━━━ RECORD EXTRACTS ━━━
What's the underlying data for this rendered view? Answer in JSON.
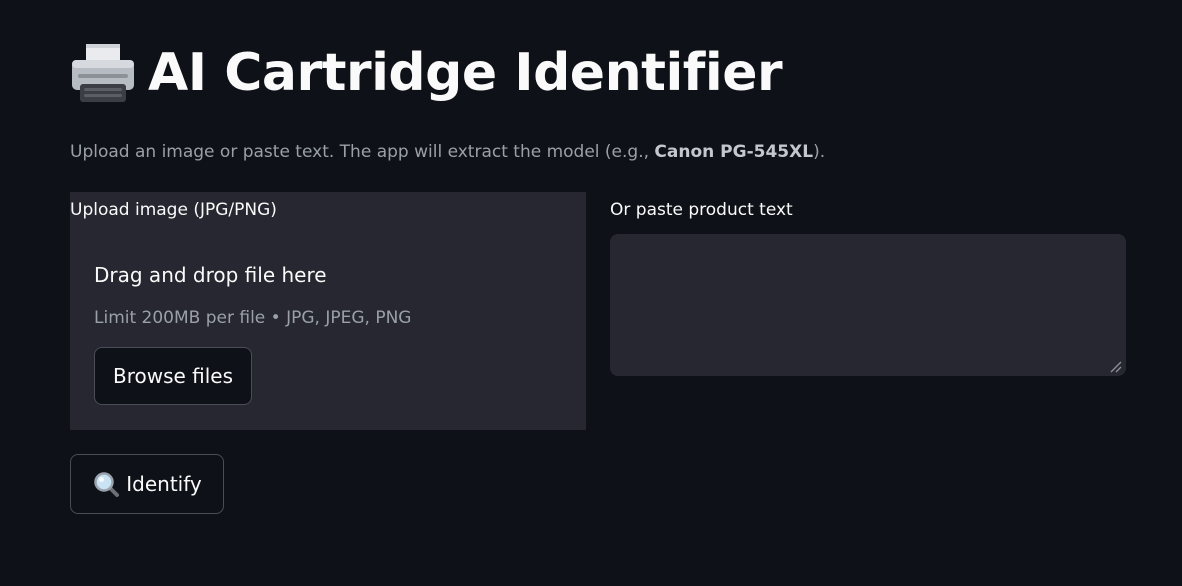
{
  "header": {
    "icon": "printer-icon",
    "title": "AI Cartridge Identifier"
  },
  "subtitle": {
    "text_before": "Upload an image or paste text. The app will extract the model (e.g., ",
    "example_model": "Canon PG-545XL",
    "text_after": ")."
  },
  "uploader": {
    "label": "Upload image (JPG/PNG)",
    "drop_title": "Drag and drop file here",
    "limit_text": "Limit 200MB per file • JPG, JPEG, PNG",
    "browse_label": "Browse files"
  },
  "text_input": {
    "label": "Or paste product text",
    "value": "",
    "placeholder": ""
  },
  "identify_button": {
    "icon": "magnifier-icon",
    "label": "Identify"
  },
  "colors": {
    "background": "#0e1117",
    "panel": "#262730",
    "text": "#fafafa",
    "muted": "#9aa0a8",
    "border": "#4a4d57"
  }
}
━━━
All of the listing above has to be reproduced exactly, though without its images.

What's the underlying data for this rendered view? Answer in JSON.
{
  "header": {
    "icon": "printer-icon",
    "title": "AI Cartridge Identifier"
  },
  "subtitle": {
    "text_before": "Upload an image or paste text. The app will extract the model (e.g., ",
    "example_model": "Canon PG-545XL",
    "text_after": ")."
  },
  "uploader": {
    "label": "Upload image (JPG/PNG)",
    "drop_title": "Drag and drop file here",
    "limit_text": "Limit 200MB per file • JPG, JPEG, PNG",
    "browse_label": "Browse files"
  },
  "text_input": {
    "label": "Or paste product text",
    "value": "",
    "placeholder": ""
  },
  "identify_button": {
    "icon": "magnifier-icon",
    "label": "Identify"
  },
  "colors": {
    "background": "#0e1117",
    "panel": "#262730",
    "text": "#fafafa",
    "muted": "#9aa0a8",
    "border": "#4a4d57"
  }
}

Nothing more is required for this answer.